▸ EXERCISE
Pick out each line of the records in which the word "people" appears.

=-=-=

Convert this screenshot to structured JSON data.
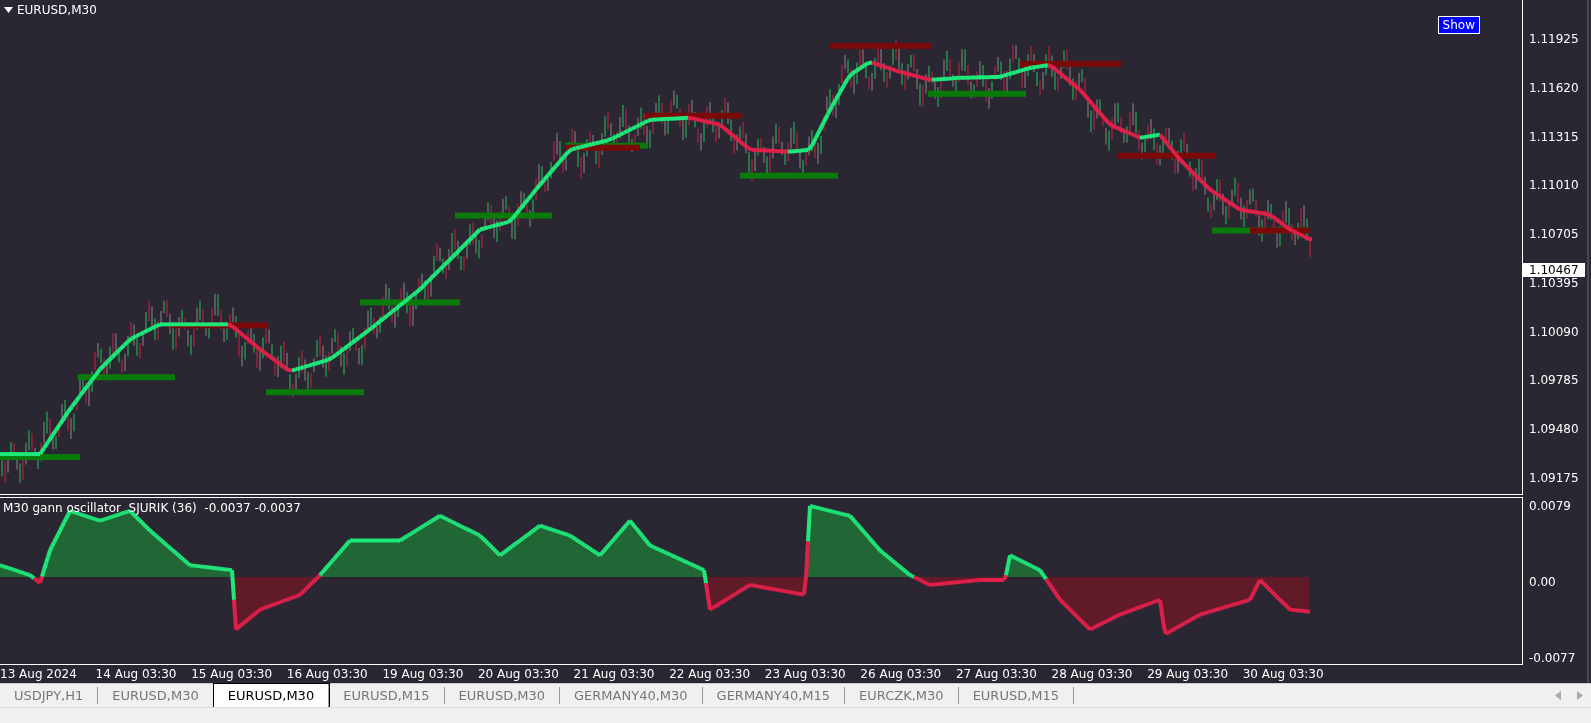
{
  "chart": {
    "symbol": "EURUSD,M30",
    "show_button": "Show",
    "price_ticks": [
      "1.11925",
      "1.11620",
      "1.11315",
      "1.11010",
      "1.10705",
      "1.10395",
      "1.10090",
      "1.09785",
      "1.09480",
      "1.09175"
    ],
    "current_price": "1.10467"
  },
  "oscillator": {
    "label": "M30 gann oscillator  SJURIK (36)  -0.0037 -0.0037",
    "ticks": [
      "0.0079",
      "0.00",
      "-0.0077"
    ]
  },
  "time_axis": [
    "13 Aug 2024",
    "14 Aug 03:30",
    "15 Aug 03:30",
    "16 Aug 03:30",
    "19 Aug 03:30",
    "20 Aug 03:30",
    "21 Aug 03:30",
    "22 Aug 03:30",
    "23 Aug 03:30",
    "26 Aug 03:30",
    "27 Aug 03:30",
    "28 Aug 03:30",
    "29 Aug 03:30",
    "30 Aug 03:30"
  ],
  "tabs": [
    {
      "label": "USDJPY,H1",
      "selected": false
    },
    {
      "label": "EURUSD,M30",
      "selected": false
    },
    {
      "label": "EURUSD,M30",
      "selected": true
    },
    {
      "label": "EURUSD,M15",
      "selected": false
    },
    {
      "label": "EURUSD,M30",
      "selected": false
    },
    {
      "label": "GERMANY40,M30",
      "selected": false
    },
    {
      "label": "GERMANY40,M15",
      "selected": false
    },
    {
      "label": "EURCZK,M30",
      "selected": false
    },
    {
      "label": "EURUSD,M15",
      "selected": false
    }
  ]
}
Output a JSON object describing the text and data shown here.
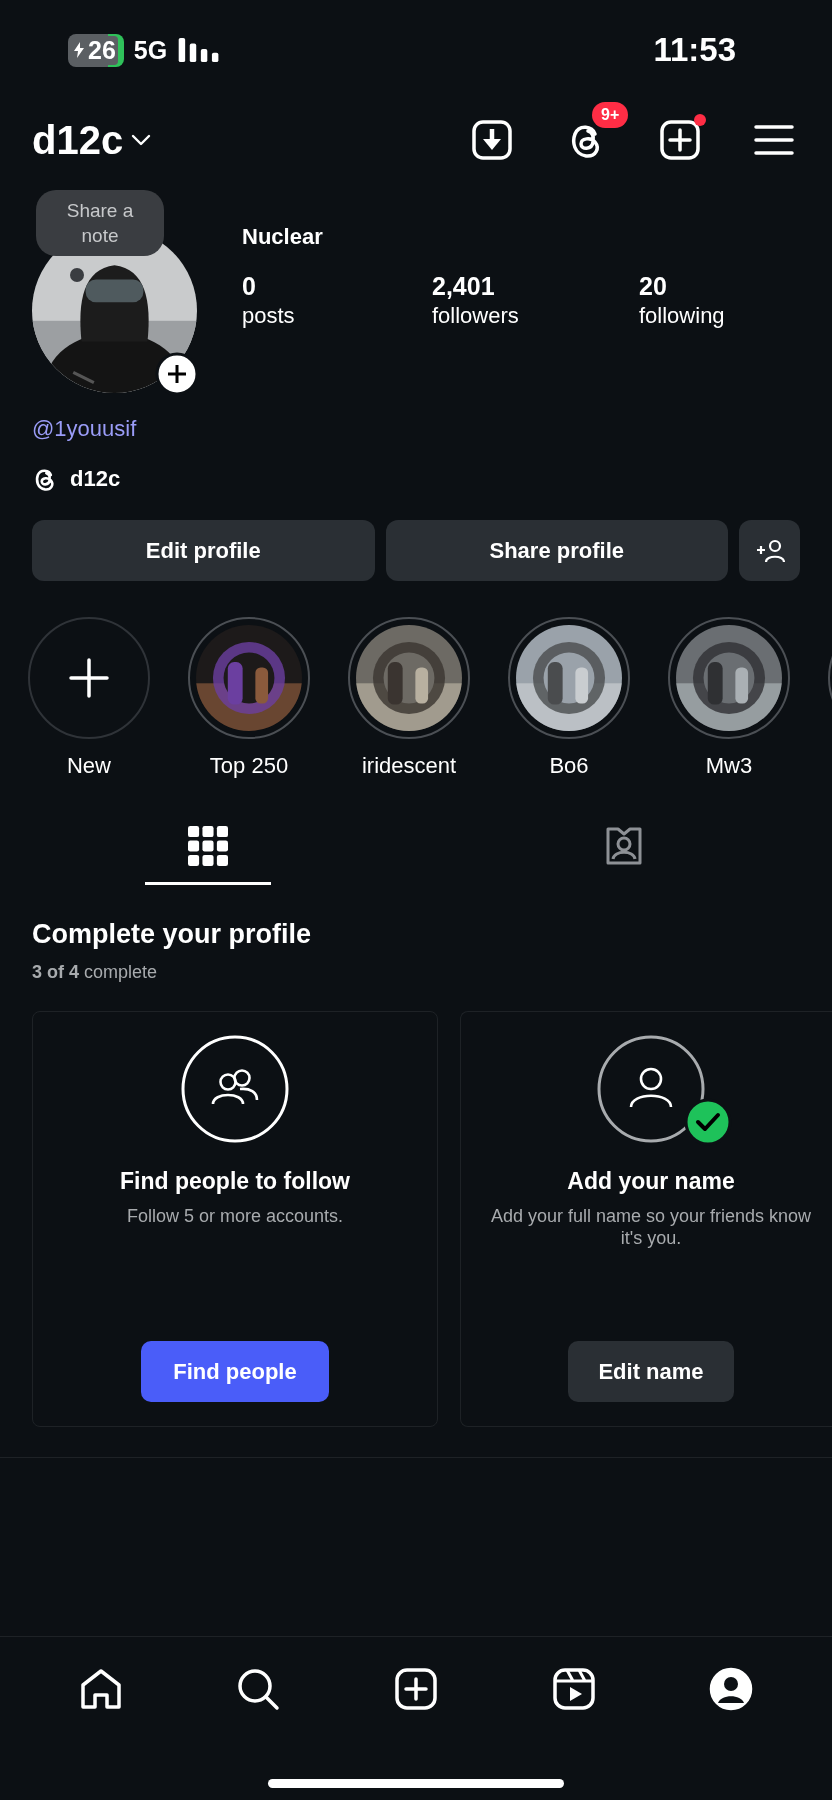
{
  "status_bar": {
    "battery": "26",
    "network": "5G",
    "time": "11:53"
  },
  "header": {
    "username": "d12c",
    "activity_badge": "9+",
    "create_dot": true
  },
  "profile": {
    "note": "Share a note",
    "display_name": "Nuclear",
    "stats": [
      {
        "value": "0",
        "label": "posts"
      },
      {
        "value": "2,401",
        "label": "followers"
      },
      {
        "value": "20",
        "label": "following"
      }
    ],
    "handle": "@1youusif",
    "threads_name": "d12c"
  },
  "actions": [
    "Edit profile",
    "Share profile"
  ],
  "highlights": [
    {
      "kind": "new",
      "label": "New"
    },
    {
      "kind": "picture",
      "label": "Top 250"
    },
    {
      "kind": "picture",
      "label": "iridescent"
    },
    {
      "kind": "picture",
      "label": "Bo6"
    },
    {
      "kind": "picture",
      "label": "Mw3"
    },
    {
      "kind": "ring"
    }
  ],
  "tabs": [
    {
      "kind": "grid",
      "selected": true
    },
    {
      "kind": "tagged",
      "selected": false
    }
  ],
  "complete": {
    "title": "Complete your profile",
    "progress": "**3 of 4** complete"
  },
  "cards": [
    {
      "kind": "people",
      "title": "Find people to follow",
      "description": "Follow 5 or more accounts.",
      "button": "Find people",
      "done": false
    },
    {
      "kind": "person",
      "title": "Add your name",
      "description": "Add your full name so your friends know it's you.",
      "button": "Edit name",
      "done": true
    }
  ],
  "nav": [
    {
      "kind": "home",
      "selected": false
    },
    {
      "kind": "search",
      "selected": false
    },
    {
      "kind": "create",
      "selected": false
    },
    {
      "kind": "reels",
      "selected": false
    },
    {
      "kind": "profile",
      "selected": true
    }
  ]
}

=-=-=

▸ ANSWER BELOW
      "kind": "people",
      "title": "Find people to follow",
      "button": "Find people",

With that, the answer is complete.